Another announcement came on April 10th, this time from CEO Parag Agrawal. He announced that Musk had been offered a seat on the board but declined it. Being on the board would prevent Musk from owning a majority stake in the company, which could be the reason Musk rejected the offer. Musk probably also had bigger ambitions for his role at Twitter, as he offered to buy the company April 14th. After some back and forth, the deal went through. On April 25th, Musk acquired Twitter for $44 billion – the largest deal ever to take the company private. The deal is subject to regulatory approvals and a vote of Twitter shareholders, but it is expected to pass after unanimous approval by Twitter’s board.

Musk’s Plans for Twitter

There’s been speculation about what Musk’s next moves are for Twitter. He’s been known to describe himself as a “free speech absolutist” and, before acquiring Twitter, had tweeted a poll asking users if they felt the platform adhered to the principle. Some speculate that this means users who had been previously banned (such as Donald Trump) would be welcomed back to the platform.

Musk has also expressed his desires for Twitter to stop running ads and decrease the subscription price for Twitter Blue. According to the Wall Street Journal, 90 percent of Twitter’s revenue comes from advertising, so it will be interesting to see Musk’s ideas for the platform to keep making money. Another suggestion is to allow subscriptions to be paid for in Dogecoin, which is a cryptocurrency that was based on a meme of a Shiba Inu dog.

On May 6th, the New York Times revealed that they had some information on what Musk plans to do. Musk presented a pitch deck to investors that outlined his plans, which addressed some speculations but left others in the dark.

In the next few years, Musk aims to decrease advertising and bring it down to less than 50 percent of Twitter’s revenue. Rather than rely on advertising, Musk wants the platform to drive revenue from improving its payment abilities and growing Twitter Blue subscribers. A new product (known so far as “X”) will also drive subscriptions, although very little is known about the product at this time.
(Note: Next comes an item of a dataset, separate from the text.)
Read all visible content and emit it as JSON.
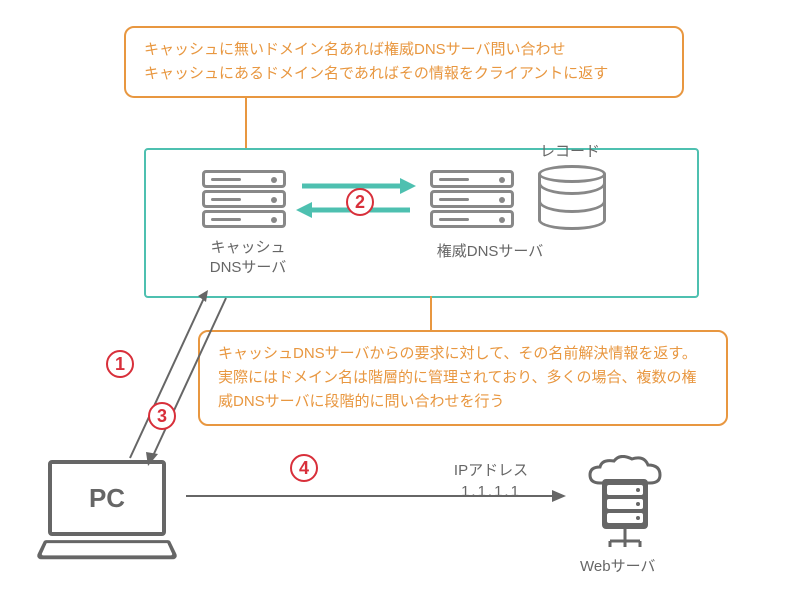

Musk is predicting that his changes will lead to a significant increase in revenue, estimating that Twitter will reach $26.4 billion in revenue by 2028. He will also raise free cash flow to $9.4 billion by 2028. More employees will be needed to help hit these goals, particularly engineers to help bring forth the proposed platform changes.

The change in ownership at Twitter and possible future changes will have impacts on both consumers and advertisers.

If advertising is deprioritized on the platform, the digital marketing industry will be heavily impacted. Whether it’s on another social media platform or different advertising medium, brands will need to decide how to reallocate advertising dollars. Twitter has been known as the platform that advertisers use to announce new messaging, product launches, etc., and it will be interesting to see what platform takes on this role if ads aren’t its main source of revenue.

Free speech and relaxed rules on Twitter will also have an impact on consumers and advertisers. Twitter currently has policies in place that ban content such as harassment and label tweets with misinformation. Depending on how far Musk takes his “free speech absolutist” ideas to the platform, we could see a relaxing of rules around what types of content can be posted to Twitter. Controversial figures like Donald Trump could come back to the platform and be able to post freely. If consumers no longer feel safe on the platform, they’ll go somewhere else. Advertisers could also have additional brand safety concerns and might not want to run ads in a potentially hostile or polarizing environment.

Next Steps

For now, both consumers and advertisers will be closely watching for additional updates on Musk’s plans for Twitter. Advertisers should begin planning on how to reallocate dollars to other social platforms or advertising channels. When product X debuts, consumers will need to evaluate if it’s valuable to them. Musk has high goals for Twitter and, much like his other projects (Tesla, SpaceX, The Boring Company, etc.), he’s out to make an impact.